But according to a survey carried out by Analyse Danmark on behalf of Avisen.dk, 49 per cent of the 1,040 people polled in what is said to be a representative sample of the country’s population say that cyclists should be required by law to wear one.

A further 23 per cent said that they should be compulsory just for children and adolescents, while the remaining 28 per cent said helmets should not be mandatory at all.

While the Danish government and the country’s road safety council and national cyclists’ federation all oppose compulsion, traffic researcher Harry Lahrmann of Aalborg University is in favour.

He told Avisen.dk: “We’ve long become used to wearing a seatbelt when getting into a car, and with a little getting used to it, using a helmet would likewise become part of the cycling routine.”

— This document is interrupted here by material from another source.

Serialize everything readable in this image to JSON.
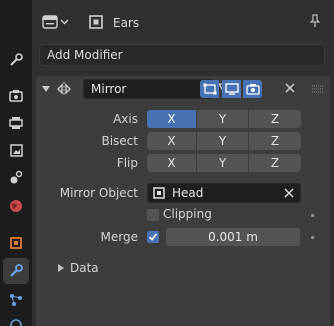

Klaus Bondam, director of the Danish Cyclists’ Federation said: “We strongly recommend that you wear a helmet. But we don’t think it makes sense to make it mandatory to wear one.”

However, he added that the organisation’s own campaigning efforts were leading to an increase in the use of cycle helmets in Denmark, including among children – although a challenge remains in converting teenagers.

“But at a time when fewer and fewer children and youths are riding to school, we do not recommend making it mandatory to use helmets. At worst it will get more people to give up cycling.”

Villum Christensen, an MP for the Liberal Alliance party which forms part of Denmark’s ruling coalition and who is its spokesman for road safety, told Avisen.dk: “Citizens should have free choice over whether or not to use a helmet.”

He added: “We are not in favour of legislating every time there is a problem.”

In 2009, a bid to make it compulsory for children aged under 12 in Denmark to wear a helmet when riding a bike was defeated in the Danish Parliament.

> Danish call for helmet law thrown out

Nevertheless, as elsewhere, the issue remains a divisive one, as explained in this blog post by Mikael Colville-Andersen, CEO of the Copenhagenize Design Co., after he took part in a panel discussion for the country’s national radio station in January.

In 2014, British Cycling policy advisor Chris Boardman told road.cc: "I think the helmet issue is a massive red herring. It’s not even in the top 10 of things you need to do to keep cycling safe or more widely, save the most lives.

“It’s a bit like saying ‘people are sniping at you going down this street, so put some body armour on.

“Once you see somebody wearing body armour, even if there’s no shooting," he added, "you think ‘Christ I’m not going down there if they’re wearing body armour to go down that street.’

"It scares people off.”

 

Simon has been news editor at road.cc since 2009, reporting on 10 editions and counting of pro cycling’s biggest races such as the Tour de France, stories on issues including infrastructure and campaigning, and interviewing some of the biggest names in cycling. A law and languages graduate, published translator and former retail analyst, his background has proved invaluable in reporting on issues as diverse as cycling-related court cases, anti-doping investigations, and the bike industry. He splits his time between London and Cambridge, and loves taking his miniature schnauzer Elodie on adventures in the basket of her Elephant Bike.